Discussion in 'Programming & Webmastering' started by DreamSeller, Jul 10, 2009.
Learnt this at my todays IT courses and i thought it would be great to share with you guys
That's just binary -> decimal conversion. It's the packet structure that is interesting.
Next he's gonna learn to calculate netmasks
What? 1=1? WHY WAS I NOT INFORMED OF THIS
i learned all that stuff and then forgot it... the theory was 100% useless when setting up networks, in practical use.
Yup, just remember 192.168.0.1 or whatever. It isn't hard to convert that to hex:
What is 192.168.0.1 used for?
usually a router/DHCP server
Yup, that's the default router IP for D-Link routers.
The following are reserved for intranet use:
126.96.36.199 is reserved for loopback (aka localhost).
And many other brands. Most routers have either 192.168.x.1, 192.168.x.100 or 192.168.x.254. Something in the 10.x.x.x is more rare, never seen the 172.16.x.x range used as default setting, not sure why.
the 10.0.0.x range is very common here in australia, Telstra modems and routers all use it. (usually on really shit hardware too)
I've had only 2 routers and they were both 192.168.1.1
While we're talking about networking... what happens if you want more than 155 computers on a network (slots 192.168.x.100 - 192.168.x.255 are used up)
you get 255, minus the router.
If you want more, you need to segregate into class C subnets, 192.168.0.1 for 254 users, 192.168.1.1 for the others. Set the subnet mask to 255.255.0.0 and communication will be possible between them, they merely need the gateway IP address set to the router and everything will be well.
where did starting at 100 come from? it starts at 1

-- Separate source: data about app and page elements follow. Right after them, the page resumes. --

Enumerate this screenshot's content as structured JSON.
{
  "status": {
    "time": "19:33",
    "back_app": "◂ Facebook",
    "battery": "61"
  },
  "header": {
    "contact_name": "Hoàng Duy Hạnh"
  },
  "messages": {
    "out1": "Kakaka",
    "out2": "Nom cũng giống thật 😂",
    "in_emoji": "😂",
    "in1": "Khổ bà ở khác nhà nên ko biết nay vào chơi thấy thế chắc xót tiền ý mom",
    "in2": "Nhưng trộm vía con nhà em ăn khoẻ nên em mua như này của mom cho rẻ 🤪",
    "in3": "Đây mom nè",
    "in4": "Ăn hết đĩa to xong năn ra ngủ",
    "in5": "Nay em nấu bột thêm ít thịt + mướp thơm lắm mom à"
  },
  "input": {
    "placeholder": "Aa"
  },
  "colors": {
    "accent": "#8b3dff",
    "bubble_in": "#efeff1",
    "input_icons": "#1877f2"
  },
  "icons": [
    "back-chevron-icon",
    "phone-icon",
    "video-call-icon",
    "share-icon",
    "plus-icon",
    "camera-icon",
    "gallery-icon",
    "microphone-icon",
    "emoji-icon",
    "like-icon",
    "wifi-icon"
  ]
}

192.168.#.# is definitely the most common. A Netgear I worked with for some reason thought 192.168.#.# was in use so it fell back to 10.#.#.# (99% sure it was faulty though). I, too, have never seen 172.16.#.# but, it is reserved for intranet use by IANA.
Apparently, 192.168.#.# has 65k addresses, 172.16.#.# has a 1,000k addresses, and 10.#.#.# has 16,000k addresses. I assume that, if 192.168.#.# isn't enough (consumer-class), they go straight to 10.#.#.# (enterprise-class) skipping the 172.16.#.# range.
very very true
im so noob at this fckn theory i wish we had the test in practice form
Device = 192.168.0.1
DHCP = 192.168.0.100-192.168.0.199
Netopia (aka Motorola)...
Device = 192.168.1.254
DHCP = don't use it
But yeah, the router is almost always at 192.168.0.1 or 192.168.1.1
wow that is complicated
Separate names with a comma.